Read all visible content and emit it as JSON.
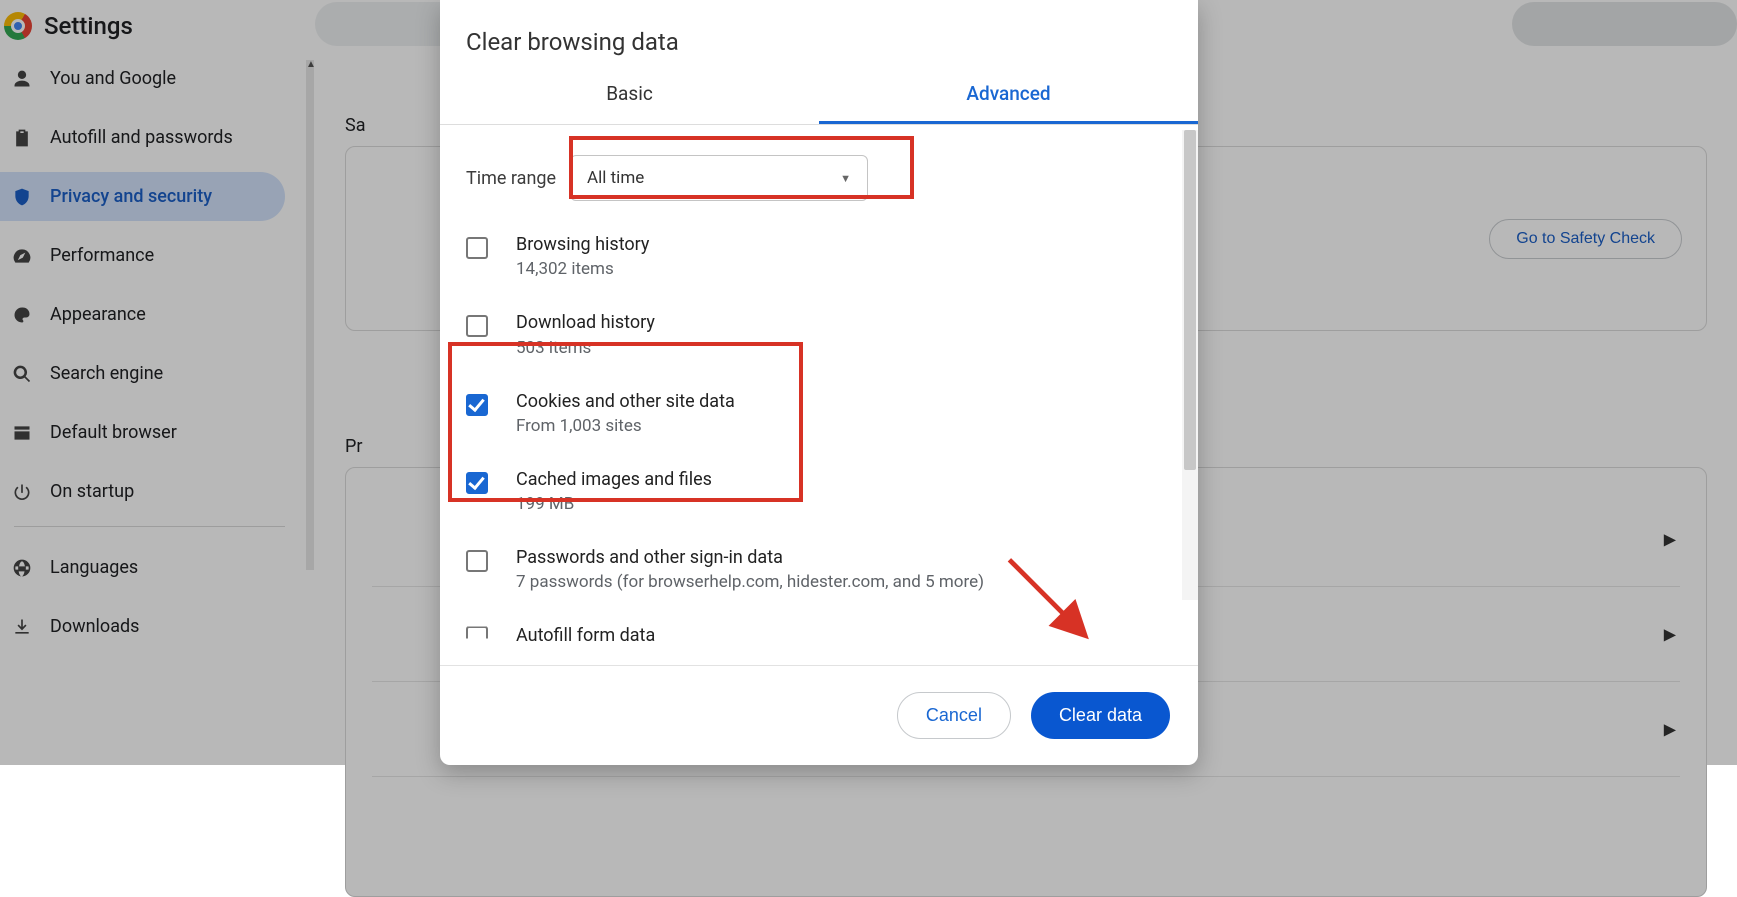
{
  "page": {
    "title": "Settings",
    "section_safety": "Sa",
    "section_privacy": "Pr",
    "safety_check_btn": "Go to Safety Check"
  },
  "sidebar": {
    "items": [
      {
        "label": "You and Google"
      },
      {
        "label": "Autofill and passwords"
      },
      {
        "label": "Privacy and security"
      },
      {
        "label": "Performance"
      },
      {
        "label": "Appearance"
      },
      {
        "label": "Search engine"
      },
      {
        "label": "Default browser"
      },
      {
        "label": "On startup"
      },
      {
        "label": "Languages"
      },
      {
        "label": "Downloads"
      }
    ]
  },
  "dialog": {
    "title": "Clear browsing data",
    "tabs": {
      "basic": "Basic",
      "advanced": "Advanced"
    },
    "time_range_label": "Time range",
    "time_range_value": "All time",
    "items": [
      {
        "title": "Browsing history",
        "subtitle": "14,302 items",
        "checked": false
      },
      {
        "title": "Download history",
        "subtitle": "503 items",
        "checked": false
      },
      {
        "title": "Cookies and other site data",
        "subtitle": "From 1,003 sites",
        "checked": true
      },
      {
        "title": "Cached images and files",
        "subtitle": "199 MB",
        "checked": true
      },
      {
        "title": "Passwords and other sign-in data",
        "subtitle": "7 passwords (for browserhelp.com, hidester.com, and 5 more)",
        "checked": false
      },
      {
        "title": "Autofill form data",
        "subtitle": "",
        "checked": false
      }
    ],
    "cancel": "Cancel",
    "clear": "Clear data"
  }
}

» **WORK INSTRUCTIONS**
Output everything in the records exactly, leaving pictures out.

» **WRITTEN RESPONSE**
Read all visible content and emit it as JSON.
{
  "page": {
    "title": "Settings",
    "section_safety": "Sa",
    "section_privacy": "Pr",
    "safety_check_btn": "Go to Safety Check"
  },
  "sidebar": {
    "items": [
      {
        "label": "You and Google"
      },
      {
        "label": "Autofill and passwords"
      },
      {
        "label": "Privacy and security"
      },
      {
        "label": "Performance"
      },
      {
        "label": "Appearance"
      },
      {
        "label": "Search engine"
      },
      {
        "label": "Default browser"
      },
      {
        "label": "On startup"
      },
      {
        "label": "Languages"
      },
      {
        "label": "Downloads"
      }
    ]
  },
  "dialog": {
    "title": "Clear browsing data",
    "tabs": {
      "basic": "Basic",
      "advanced": "Advanced"
    },
    "time_range_label": "Time range",
    "time_range_value": "All time",
    "items": [
      {
        "title": "Browsing history",
        "subtitle": "14,302 items",
        "checked": false
      },
      {
        "title": "Download history",
        "subtitle": "503 items",
        "checked": false
      },
      {
        "title": "Cookies and other site data",
        "subtitle": "From 1,003 sites",
        "checked": true
      },
      {
        "title": "Cached images and files",
        "subtitle": "199 MB",
        "checked": true
      },
      {
        "title": "Passwords and other sign-in data",
        "subtitle": "7 passwords (for browserhelp.com, hidester.com, and 5 more)",
        "checked": false
      },
      {
        "title": "Autofill form data",
        "subtitle": "",
        "checked": false
      }
    ],
    "cancel": "Cancel",
    "clear": "Clear data"
  }
}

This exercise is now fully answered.